As lawyers we know, or should know, the dangers of putting pejorative labels on things.  In litigation we are fortunate in that an attempt to label parties, or issues, pejoratively, often backfires. However we often see the pejorative labelling of personal injury claimants in the media. In Correa & Ors v BP Plc & Ors [2019] EWHC 232 (QB) Mrs Justice Yip stated

“The settlement does not represent a victory for anyone. Settlement of claims are often reported on the basis that claimants have “won damages”. It would be offensive to describe these claimants as “winning” anything. They have suffered the most terrible loss for which they are to receive some compensation.”
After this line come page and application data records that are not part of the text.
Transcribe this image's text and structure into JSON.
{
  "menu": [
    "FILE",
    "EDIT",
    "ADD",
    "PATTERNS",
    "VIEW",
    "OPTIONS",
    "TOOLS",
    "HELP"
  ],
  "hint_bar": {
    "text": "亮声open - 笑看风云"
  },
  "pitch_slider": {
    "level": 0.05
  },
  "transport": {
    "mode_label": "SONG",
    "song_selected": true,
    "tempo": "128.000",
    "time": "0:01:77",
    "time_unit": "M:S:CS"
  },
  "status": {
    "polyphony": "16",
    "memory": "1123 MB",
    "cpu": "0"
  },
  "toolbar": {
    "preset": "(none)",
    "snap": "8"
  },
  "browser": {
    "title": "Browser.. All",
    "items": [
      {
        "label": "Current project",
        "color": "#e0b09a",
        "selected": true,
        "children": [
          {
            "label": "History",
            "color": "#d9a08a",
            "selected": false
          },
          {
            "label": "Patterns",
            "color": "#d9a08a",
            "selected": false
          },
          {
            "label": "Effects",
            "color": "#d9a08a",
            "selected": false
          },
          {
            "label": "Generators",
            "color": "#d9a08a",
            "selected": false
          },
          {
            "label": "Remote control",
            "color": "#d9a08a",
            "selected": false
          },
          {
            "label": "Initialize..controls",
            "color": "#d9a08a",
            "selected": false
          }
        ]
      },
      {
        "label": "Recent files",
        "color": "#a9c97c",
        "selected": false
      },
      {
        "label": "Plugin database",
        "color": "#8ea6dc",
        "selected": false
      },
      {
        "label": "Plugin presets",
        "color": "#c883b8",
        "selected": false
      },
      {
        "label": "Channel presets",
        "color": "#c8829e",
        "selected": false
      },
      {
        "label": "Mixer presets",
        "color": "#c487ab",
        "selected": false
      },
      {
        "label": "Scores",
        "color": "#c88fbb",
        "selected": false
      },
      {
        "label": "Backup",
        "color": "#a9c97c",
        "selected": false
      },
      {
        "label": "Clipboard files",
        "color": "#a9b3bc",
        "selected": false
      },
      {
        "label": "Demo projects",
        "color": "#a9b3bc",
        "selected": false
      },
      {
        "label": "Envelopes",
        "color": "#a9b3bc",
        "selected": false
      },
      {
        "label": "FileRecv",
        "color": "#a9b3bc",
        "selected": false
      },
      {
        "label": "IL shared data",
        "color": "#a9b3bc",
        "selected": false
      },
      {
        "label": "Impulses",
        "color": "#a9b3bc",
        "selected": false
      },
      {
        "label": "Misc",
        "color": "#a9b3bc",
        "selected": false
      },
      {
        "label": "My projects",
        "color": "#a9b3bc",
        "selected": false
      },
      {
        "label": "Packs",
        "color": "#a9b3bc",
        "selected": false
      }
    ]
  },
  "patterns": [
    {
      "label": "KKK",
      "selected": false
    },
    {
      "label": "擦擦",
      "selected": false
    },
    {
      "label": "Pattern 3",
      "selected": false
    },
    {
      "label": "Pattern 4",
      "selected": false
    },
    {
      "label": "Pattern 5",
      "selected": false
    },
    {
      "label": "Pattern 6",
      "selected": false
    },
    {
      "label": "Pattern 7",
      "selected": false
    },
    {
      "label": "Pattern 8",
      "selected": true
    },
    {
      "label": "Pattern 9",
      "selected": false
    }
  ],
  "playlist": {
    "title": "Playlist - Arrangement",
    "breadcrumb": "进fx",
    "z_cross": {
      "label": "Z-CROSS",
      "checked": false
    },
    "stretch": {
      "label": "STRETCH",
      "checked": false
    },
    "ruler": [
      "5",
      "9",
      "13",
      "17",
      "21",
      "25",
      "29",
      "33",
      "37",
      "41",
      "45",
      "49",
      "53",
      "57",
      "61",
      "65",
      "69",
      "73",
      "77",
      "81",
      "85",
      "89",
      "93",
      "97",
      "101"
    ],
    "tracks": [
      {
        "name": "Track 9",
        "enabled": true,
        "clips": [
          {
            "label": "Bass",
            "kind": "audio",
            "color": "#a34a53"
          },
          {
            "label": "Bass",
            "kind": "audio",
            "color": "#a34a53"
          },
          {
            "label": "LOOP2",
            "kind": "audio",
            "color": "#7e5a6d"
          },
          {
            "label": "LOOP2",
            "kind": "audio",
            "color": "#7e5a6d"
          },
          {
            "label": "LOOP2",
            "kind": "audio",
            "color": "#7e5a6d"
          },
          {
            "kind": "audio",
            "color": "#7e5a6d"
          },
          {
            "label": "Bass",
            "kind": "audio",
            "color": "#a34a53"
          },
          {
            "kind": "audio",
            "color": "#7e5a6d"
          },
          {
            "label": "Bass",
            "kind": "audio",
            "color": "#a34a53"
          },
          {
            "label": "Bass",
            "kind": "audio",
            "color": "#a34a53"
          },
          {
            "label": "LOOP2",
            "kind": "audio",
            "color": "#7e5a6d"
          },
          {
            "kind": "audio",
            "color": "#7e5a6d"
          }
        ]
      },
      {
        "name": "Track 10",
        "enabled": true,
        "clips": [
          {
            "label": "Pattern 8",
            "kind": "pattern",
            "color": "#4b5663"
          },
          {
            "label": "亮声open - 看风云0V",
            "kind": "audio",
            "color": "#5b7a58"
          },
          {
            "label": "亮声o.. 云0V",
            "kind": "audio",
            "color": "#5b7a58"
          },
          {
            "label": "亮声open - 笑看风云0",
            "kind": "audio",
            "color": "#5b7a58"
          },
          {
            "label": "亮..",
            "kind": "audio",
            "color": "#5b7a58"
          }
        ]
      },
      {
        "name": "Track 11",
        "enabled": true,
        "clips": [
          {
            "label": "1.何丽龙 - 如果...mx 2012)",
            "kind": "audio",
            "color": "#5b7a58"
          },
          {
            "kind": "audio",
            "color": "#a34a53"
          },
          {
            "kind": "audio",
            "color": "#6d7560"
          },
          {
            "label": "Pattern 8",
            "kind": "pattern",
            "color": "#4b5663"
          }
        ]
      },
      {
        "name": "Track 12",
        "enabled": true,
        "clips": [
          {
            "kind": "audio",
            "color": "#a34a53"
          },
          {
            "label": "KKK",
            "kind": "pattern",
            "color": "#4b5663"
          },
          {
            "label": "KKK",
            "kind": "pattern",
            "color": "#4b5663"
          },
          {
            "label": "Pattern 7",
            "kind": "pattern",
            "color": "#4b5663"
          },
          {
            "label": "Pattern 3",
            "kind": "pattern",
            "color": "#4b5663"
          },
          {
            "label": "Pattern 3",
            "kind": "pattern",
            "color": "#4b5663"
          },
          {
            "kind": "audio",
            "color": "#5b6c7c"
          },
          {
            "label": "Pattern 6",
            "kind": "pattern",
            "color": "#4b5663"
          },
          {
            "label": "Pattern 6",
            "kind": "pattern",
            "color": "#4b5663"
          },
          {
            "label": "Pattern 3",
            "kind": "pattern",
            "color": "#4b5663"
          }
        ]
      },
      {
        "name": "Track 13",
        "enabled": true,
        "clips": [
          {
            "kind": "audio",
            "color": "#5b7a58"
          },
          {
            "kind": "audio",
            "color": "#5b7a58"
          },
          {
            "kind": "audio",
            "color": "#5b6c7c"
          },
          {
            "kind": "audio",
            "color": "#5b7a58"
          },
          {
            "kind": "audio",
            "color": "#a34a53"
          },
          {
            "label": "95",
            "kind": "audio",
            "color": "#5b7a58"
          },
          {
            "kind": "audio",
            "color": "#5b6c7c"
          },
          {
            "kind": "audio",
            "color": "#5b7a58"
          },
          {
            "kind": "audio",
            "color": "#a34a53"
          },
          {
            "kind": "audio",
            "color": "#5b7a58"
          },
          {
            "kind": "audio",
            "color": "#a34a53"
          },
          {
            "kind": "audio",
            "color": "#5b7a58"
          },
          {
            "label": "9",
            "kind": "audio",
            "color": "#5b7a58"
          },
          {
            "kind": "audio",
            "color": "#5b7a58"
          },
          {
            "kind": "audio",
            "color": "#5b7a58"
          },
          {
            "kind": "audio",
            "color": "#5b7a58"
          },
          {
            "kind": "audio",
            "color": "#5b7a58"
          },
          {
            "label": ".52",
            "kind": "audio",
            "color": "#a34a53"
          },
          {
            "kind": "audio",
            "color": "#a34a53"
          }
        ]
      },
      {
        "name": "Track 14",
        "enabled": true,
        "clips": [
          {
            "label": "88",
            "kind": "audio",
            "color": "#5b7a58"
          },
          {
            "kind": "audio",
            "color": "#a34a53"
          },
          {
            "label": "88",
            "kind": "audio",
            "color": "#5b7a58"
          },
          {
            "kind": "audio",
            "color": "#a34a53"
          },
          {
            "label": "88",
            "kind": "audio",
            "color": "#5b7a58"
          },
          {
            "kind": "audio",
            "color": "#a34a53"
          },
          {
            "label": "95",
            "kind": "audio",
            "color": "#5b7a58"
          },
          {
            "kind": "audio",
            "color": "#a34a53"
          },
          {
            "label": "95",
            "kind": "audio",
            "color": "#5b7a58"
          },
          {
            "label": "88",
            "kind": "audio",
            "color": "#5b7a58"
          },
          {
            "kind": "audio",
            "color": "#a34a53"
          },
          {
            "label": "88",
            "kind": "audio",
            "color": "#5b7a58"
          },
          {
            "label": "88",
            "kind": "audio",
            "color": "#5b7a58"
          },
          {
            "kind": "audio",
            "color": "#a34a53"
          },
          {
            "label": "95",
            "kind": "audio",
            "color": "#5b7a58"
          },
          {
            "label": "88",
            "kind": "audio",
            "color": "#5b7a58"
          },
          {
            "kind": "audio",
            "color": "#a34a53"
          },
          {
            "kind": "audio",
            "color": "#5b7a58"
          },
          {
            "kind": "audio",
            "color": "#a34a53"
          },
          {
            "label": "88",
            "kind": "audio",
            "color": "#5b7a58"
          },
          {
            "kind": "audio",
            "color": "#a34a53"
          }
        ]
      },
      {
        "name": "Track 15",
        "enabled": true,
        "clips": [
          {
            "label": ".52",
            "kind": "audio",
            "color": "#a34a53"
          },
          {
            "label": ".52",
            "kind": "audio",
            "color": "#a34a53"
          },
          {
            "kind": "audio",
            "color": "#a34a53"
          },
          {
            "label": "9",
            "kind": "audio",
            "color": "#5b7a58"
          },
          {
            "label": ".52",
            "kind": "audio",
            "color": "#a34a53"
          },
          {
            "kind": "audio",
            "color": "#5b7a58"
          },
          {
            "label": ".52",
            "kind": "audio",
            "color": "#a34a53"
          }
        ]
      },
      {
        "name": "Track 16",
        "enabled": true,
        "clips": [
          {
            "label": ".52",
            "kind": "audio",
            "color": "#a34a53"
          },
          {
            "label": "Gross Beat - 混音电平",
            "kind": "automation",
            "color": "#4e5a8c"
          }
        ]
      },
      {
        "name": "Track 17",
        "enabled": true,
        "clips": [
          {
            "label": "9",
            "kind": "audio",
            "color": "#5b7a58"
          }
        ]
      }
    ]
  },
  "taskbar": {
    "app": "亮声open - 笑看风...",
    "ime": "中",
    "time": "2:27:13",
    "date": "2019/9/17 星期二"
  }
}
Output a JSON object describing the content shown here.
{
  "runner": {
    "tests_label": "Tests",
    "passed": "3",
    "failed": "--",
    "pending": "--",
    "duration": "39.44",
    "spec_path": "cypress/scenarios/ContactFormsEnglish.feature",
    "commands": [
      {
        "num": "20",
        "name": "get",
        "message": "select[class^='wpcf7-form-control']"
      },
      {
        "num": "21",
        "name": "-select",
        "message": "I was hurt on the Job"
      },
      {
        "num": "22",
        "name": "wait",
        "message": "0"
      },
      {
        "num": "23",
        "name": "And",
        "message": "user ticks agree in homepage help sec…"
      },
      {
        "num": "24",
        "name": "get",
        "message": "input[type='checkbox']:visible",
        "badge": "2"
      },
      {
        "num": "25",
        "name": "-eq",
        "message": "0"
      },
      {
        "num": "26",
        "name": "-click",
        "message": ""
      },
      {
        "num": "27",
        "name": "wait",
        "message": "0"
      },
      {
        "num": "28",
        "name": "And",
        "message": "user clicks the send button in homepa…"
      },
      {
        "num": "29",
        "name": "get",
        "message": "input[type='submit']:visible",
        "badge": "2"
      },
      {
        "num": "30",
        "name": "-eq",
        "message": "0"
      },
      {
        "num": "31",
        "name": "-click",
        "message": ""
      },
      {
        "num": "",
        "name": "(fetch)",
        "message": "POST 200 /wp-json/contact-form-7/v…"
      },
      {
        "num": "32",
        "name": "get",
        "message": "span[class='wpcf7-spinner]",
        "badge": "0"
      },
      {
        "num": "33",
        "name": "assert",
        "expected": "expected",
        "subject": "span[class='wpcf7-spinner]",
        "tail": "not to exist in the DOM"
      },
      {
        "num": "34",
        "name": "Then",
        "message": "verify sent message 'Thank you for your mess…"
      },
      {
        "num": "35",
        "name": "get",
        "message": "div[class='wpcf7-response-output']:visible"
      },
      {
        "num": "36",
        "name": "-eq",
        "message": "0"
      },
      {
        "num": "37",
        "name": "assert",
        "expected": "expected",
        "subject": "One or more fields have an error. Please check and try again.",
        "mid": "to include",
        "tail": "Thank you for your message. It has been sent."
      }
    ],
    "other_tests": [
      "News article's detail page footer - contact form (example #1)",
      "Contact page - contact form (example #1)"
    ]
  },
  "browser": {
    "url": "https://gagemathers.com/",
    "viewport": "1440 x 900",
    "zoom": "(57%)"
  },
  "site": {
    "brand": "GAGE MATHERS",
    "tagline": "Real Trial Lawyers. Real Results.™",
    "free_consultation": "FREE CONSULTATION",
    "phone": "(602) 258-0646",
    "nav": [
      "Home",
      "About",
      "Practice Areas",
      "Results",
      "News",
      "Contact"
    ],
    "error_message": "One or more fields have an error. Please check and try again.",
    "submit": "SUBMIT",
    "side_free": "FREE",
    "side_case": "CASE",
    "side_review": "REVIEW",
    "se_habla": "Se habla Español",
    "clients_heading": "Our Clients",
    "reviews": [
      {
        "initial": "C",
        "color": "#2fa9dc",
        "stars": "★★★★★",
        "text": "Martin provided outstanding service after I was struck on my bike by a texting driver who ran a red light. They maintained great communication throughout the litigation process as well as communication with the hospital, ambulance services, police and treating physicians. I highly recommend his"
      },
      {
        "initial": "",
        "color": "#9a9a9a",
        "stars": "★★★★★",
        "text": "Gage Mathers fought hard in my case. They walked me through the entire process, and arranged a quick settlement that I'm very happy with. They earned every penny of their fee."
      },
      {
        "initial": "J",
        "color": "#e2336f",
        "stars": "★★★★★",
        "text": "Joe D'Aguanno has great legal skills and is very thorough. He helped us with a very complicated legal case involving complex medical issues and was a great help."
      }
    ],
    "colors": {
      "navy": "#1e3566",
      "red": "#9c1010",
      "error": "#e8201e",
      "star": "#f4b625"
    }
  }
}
This failure of the media to reflect the reality – that a claimant has been seriously injured, needs to be addressed. Often when I see newspapers with headlines describing “wins” and “payouts” I write a (very polite and very serious) invitation to the journalist involved asking them whether they would wish to spend a day with the family of a seriously injured claimant.   I did this at the end of last year in response to a (uncharacteristic) headline from the Times.  As is usually the case I got no response at all.  The suffering and indignities of seriously injured people are, I assume,  not worthy of consideration by the journalists that staff our national press.


Fortunately Law Society Gazette journalist was reading the interchange.  He told me he was interested.  I, in turn, asked Hilary Wetherell from Irwin Mitchell to help in finding a family who would be willing to assist. Hilary helped and John was a good as his word with his article this week “our clinical negligence award was not a lottery win.”


The following quote will suffice from the mother of an 18 year old boy left seriously brain-injured at birth.

‘You see someone has “won millions” and assume they’re rich. Even friends will make comments about us being rich and I have to tell them I have not got Joseph’s money. His money is in the bank and the trust and protected by the courts.

‘That is what people believe. They read about “winning millions” and it’s a shame the whole story is not reported – those headlines sell papers and I suppose they make the solicitors look good, but I am always saying I have not got access to his money. “


We are very fortunate as a profession in that the labels used by the media are rarely taken up by the courts or for that matter defendants (particularly in serious injury cases).  As I have said, if anything labelling is counter-productive in the conduct of litigation, and long may this continue.   However I suspect I will be continuing, for some time to issue regular invitations to journalists who prefer clichés to news.